/---

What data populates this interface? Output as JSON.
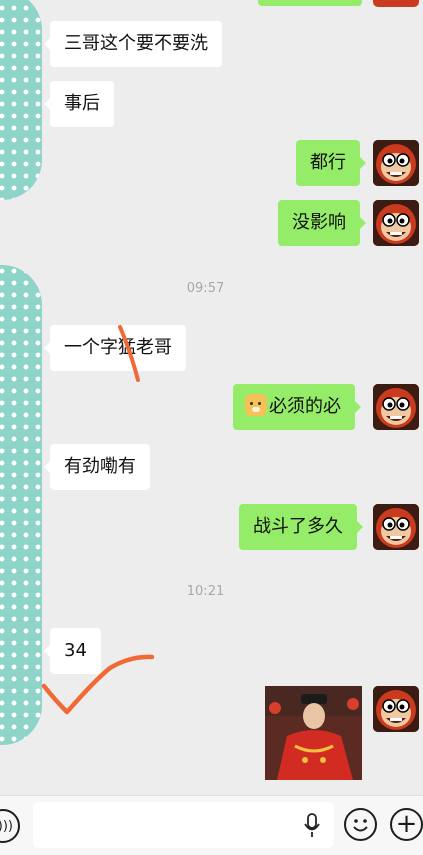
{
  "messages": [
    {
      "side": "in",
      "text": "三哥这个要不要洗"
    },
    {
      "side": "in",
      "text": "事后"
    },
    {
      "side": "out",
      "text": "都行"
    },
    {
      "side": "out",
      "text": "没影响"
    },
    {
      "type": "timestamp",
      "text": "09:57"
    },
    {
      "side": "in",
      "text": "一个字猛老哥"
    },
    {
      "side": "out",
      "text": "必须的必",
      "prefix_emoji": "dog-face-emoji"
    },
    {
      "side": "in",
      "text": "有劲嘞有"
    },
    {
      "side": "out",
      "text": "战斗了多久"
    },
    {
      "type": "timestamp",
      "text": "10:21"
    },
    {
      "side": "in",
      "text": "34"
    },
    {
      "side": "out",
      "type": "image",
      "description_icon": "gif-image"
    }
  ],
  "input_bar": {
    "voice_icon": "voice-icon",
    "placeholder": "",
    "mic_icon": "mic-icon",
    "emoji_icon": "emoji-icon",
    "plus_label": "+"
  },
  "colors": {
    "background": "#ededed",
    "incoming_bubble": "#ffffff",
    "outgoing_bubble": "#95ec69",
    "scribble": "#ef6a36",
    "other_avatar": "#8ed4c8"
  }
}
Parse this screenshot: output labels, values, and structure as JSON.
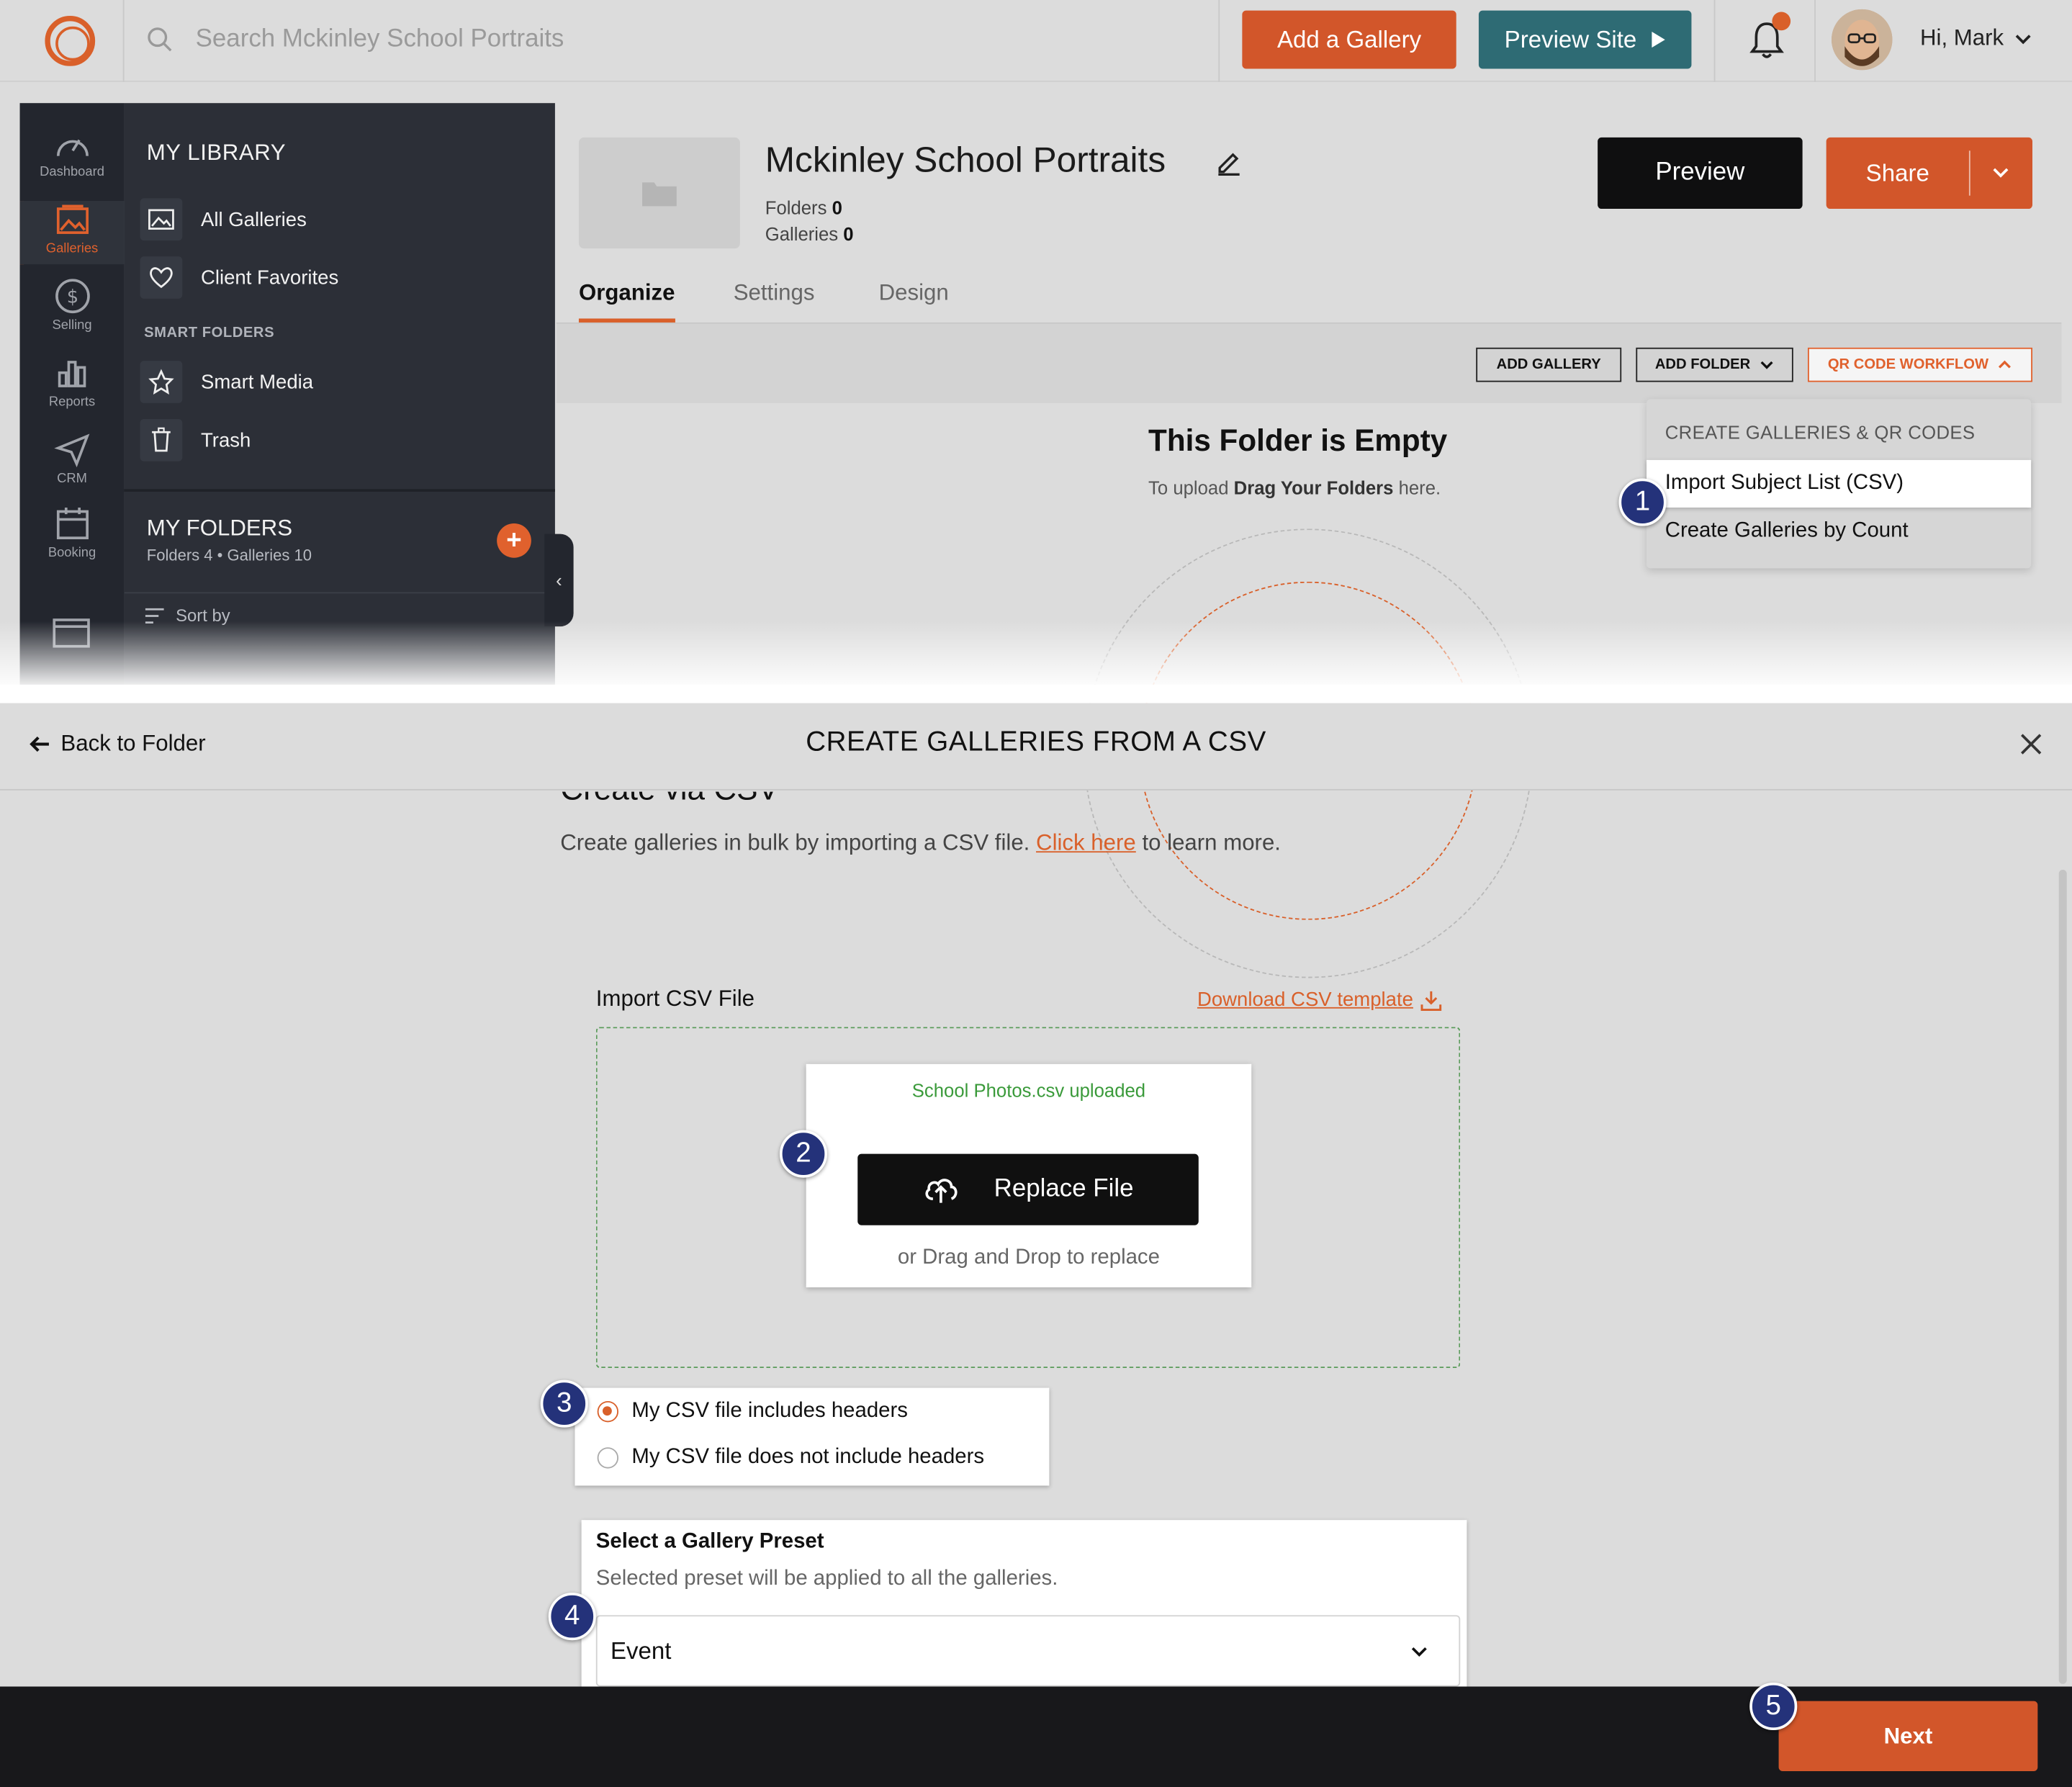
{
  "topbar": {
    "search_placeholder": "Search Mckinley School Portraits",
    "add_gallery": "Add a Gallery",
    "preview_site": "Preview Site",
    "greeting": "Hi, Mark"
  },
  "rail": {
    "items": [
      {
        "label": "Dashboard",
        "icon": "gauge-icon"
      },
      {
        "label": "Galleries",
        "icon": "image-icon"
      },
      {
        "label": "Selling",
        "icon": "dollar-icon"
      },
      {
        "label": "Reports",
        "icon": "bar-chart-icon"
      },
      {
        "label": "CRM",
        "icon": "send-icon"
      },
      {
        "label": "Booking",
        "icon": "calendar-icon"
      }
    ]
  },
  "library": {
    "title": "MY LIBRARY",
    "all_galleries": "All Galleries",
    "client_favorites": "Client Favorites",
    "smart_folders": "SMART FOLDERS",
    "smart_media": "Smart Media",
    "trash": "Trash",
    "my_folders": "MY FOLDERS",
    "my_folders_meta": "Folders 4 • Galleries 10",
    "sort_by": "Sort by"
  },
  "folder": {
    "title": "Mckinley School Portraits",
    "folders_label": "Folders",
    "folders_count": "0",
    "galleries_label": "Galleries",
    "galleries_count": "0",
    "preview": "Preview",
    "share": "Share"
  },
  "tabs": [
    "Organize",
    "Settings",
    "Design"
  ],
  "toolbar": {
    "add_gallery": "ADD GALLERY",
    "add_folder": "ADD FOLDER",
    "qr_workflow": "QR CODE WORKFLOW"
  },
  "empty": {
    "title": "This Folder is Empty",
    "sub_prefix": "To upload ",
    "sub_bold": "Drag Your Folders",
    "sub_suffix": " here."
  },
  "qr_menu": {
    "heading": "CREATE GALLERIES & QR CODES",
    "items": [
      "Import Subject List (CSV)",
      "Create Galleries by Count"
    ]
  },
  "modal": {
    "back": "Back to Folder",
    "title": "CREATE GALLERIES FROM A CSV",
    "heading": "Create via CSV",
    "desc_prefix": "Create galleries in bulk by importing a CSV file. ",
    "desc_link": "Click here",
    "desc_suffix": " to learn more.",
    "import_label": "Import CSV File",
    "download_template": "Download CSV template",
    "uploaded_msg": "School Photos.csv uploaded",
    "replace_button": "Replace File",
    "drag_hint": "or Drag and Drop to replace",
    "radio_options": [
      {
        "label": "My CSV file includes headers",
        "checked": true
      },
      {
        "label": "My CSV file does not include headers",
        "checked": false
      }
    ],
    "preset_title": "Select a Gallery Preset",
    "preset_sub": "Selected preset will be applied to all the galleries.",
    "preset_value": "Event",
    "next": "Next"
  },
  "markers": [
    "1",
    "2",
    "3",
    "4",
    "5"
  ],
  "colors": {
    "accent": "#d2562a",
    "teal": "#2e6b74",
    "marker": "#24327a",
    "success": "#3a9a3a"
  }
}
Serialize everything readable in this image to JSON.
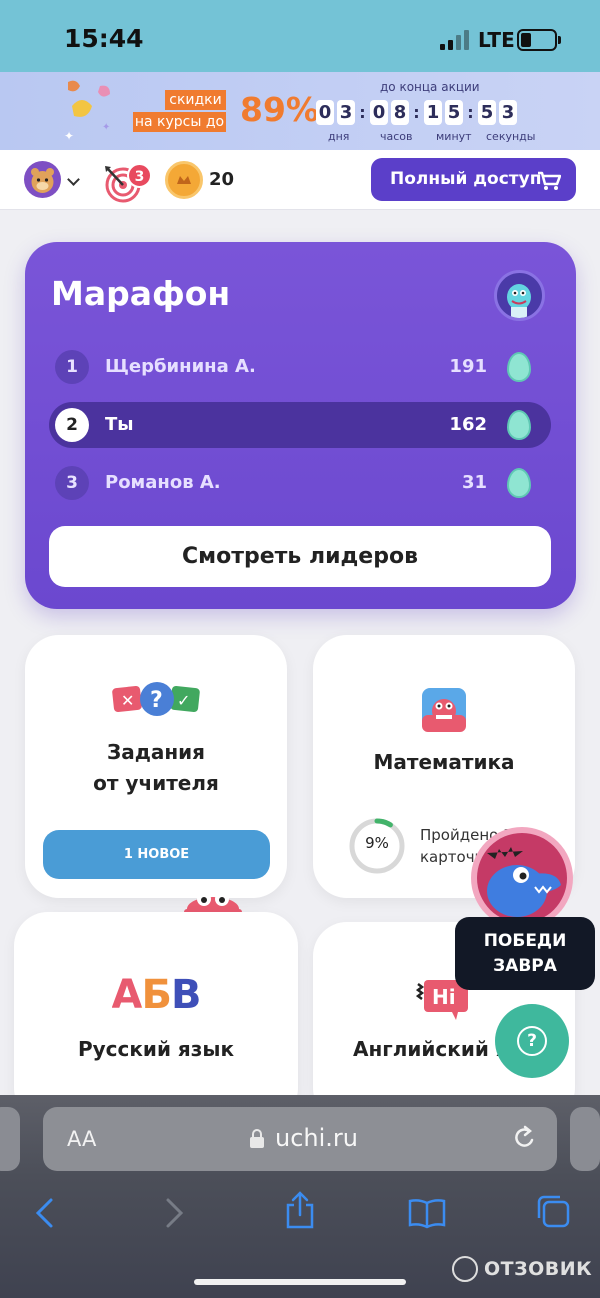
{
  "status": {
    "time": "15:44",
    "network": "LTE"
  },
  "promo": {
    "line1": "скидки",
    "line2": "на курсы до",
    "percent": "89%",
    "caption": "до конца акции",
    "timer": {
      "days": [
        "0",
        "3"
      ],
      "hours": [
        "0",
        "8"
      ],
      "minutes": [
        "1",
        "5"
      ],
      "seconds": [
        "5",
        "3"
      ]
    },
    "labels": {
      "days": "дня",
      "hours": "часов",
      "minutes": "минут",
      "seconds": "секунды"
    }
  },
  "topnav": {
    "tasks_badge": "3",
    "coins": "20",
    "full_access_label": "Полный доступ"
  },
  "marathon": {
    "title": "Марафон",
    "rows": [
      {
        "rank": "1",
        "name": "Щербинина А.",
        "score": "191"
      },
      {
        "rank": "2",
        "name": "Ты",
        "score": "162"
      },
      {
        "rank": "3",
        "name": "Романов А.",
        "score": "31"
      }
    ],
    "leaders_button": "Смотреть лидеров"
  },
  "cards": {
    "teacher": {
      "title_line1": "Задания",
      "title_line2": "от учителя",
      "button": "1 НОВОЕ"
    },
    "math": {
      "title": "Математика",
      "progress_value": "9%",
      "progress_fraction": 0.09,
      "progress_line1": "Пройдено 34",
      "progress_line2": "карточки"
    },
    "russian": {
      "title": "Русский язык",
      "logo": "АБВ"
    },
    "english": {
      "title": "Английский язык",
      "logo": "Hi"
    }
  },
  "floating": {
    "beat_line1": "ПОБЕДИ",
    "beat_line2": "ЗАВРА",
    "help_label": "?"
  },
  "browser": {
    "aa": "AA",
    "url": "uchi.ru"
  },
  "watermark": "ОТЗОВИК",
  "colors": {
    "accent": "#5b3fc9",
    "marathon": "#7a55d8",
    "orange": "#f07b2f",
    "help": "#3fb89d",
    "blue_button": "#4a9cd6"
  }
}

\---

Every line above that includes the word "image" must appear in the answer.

      "type": "image",
      "description_icon": "gif-image"
        "icon": "image-icon"
Serialize everything readable in this image to JSON.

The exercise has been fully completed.